Encamping on the banks of the Atbara river by March 20, Mahmud, with Osman Digna's group of Mahdist warriors were within 20 miles (32 km) of the British camp outpost at Fort Atbara at the confluence of the Atbara with the Nile. On April 4, after seeing that the Mahdists were unwilling to attack, Kitchener quietly advanced with the British and Egyptian army towards the Mahdist fortified camp just outside the town of Nakheila.[4]

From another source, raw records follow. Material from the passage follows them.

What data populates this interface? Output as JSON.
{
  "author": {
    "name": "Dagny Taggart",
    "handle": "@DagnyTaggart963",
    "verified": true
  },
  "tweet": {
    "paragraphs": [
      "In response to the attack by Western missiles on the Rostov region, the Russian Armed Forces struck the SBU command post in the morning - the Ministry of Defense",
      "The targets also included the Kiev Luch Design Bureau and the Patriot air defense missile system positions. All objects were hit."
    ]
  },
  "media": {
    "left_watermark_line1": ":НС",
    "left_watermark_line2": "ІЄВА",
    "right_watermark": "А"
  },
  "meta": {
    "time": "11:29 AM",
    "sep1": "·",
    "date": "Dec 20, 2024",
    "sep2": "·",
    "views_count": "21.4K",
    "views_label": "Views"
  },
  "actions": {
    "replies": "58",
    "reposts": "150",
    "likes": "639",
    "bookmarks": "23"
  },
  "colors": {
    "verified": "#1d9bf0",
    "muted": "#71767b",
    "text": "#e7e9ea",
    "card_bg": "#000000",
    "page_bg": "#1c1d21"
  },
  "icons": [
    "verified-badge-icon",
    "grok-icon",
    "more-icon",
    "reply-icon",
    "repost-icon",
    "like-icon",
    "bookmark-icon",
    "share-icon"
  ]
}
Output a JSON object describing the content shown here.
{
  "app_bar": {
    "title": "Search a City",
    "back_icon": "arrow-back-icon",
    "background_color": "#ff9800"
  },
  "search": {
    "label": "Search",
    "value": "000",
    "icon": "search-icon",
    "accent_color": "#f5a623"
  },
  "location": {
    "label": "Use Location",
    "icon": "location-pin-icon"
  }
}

The Anglo-Egyptian attack began at 06:20 on 8 April 1898. Three brigades, the British Brigade led by William Gatacre, and two Brigades of the Egyptian Division led by Archibald Hunter, led the attack.[5] After a brief artillery bombardment of the Mahdist camp, the combined British and Egyptian brigades attacked.[6] Soon, the British and Egyptian troops were in the Mahdist camp, often fighting hand-to-hand with the Mahdist warriors. After 45 minutes, the battle was over as Osman Digna led a few thousand warriors on a retreat to the south, while most of the remainder were killed or captured, including Mahmud who was captured by loyal Sudanese troops of the Egyptian Brigade.[6]

The battle was celebrated by the Scottish poet William McGonagall.

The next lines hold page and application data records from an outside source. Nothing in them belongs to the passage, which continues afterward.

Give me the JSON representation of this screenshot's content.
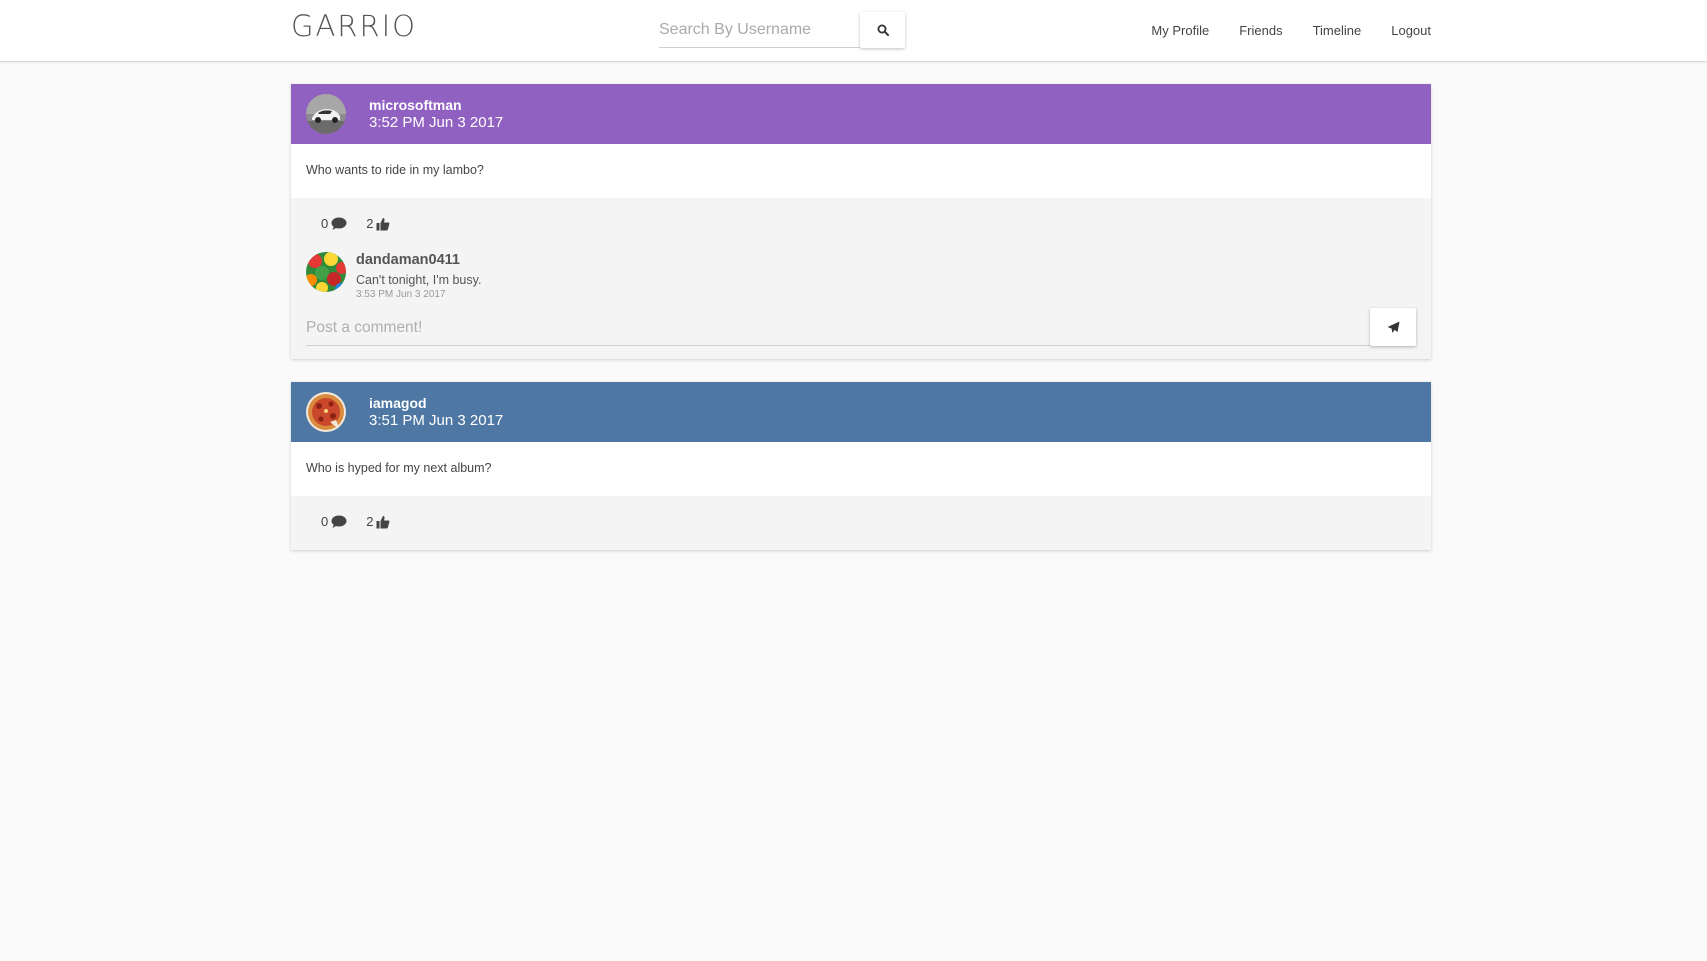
{
  "brand": "GARRIO",
  "search": {
    "placeholder": "Search By Username",
    "button_icon": "search-icon"
  },
  "nav": {
    "links": [
      "My Profile",
      "Friends",
      "Timeline",
      "Logout"
    ]
  },
  "posts": [
    {
      "username": "microsoftman",
      "time": "3:52 PM Jun 3 2017",
      "header_color": "#9161c2",
      "avatar_icon": "car-avatar",
      "text": "Who wants to ride in my lambo?",
      "comment_count": "0",
      "like_count": "2",
      "comments": [
        {
          "username": "dandaman0411",
          "text": "Can't tonight, I'm busy.",
          "time": "3:53 PM Jun 3 2017",
          "avatar_icon": "gummy-bears-avatar"
        }
      ],
      "comment_placeholder": "Post a comment!",
      "send_icon": "paper-plane-icon"
    },
    {
      "username": "iamagod",
      "time": "3:51 PM Jun 3 2017",
      "header_color": "#4e77a3",
      "avatar_icon": "pizza-avatar",
      "text": "Who is hyped for my next album?",
      "comment_count": "0",
      "like_count": "2"
    }
  ]
}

References[edit]

  1. ^ "Battle of Atbara". www.britishbattles.com. Retrieved Sep 8, 2020.
  2. ^ Ziegler, Philip. Omdurman. pp. 32–4. Published Collins, London. 1973.
  3. ^ Barthorp, Michael. War on the Nile. pp. 143–151. Published Blandford Press. 1984.
  4. ^ a b Winston Churchill. The River War Volume 1. pp. 373–415, Chapter XII. Published Longmans. 1899.
  5. ^ Winston Churchill. The River War Volume 1. p. 382 and Chapter XIII. Published Longmans. 1899.
  6. ^ a b Winston Churchill. The River War Volume 1. pp. 416–448, Chapter XIII. Published Longmans. 1899.

Other sources[edit]

External links[edit]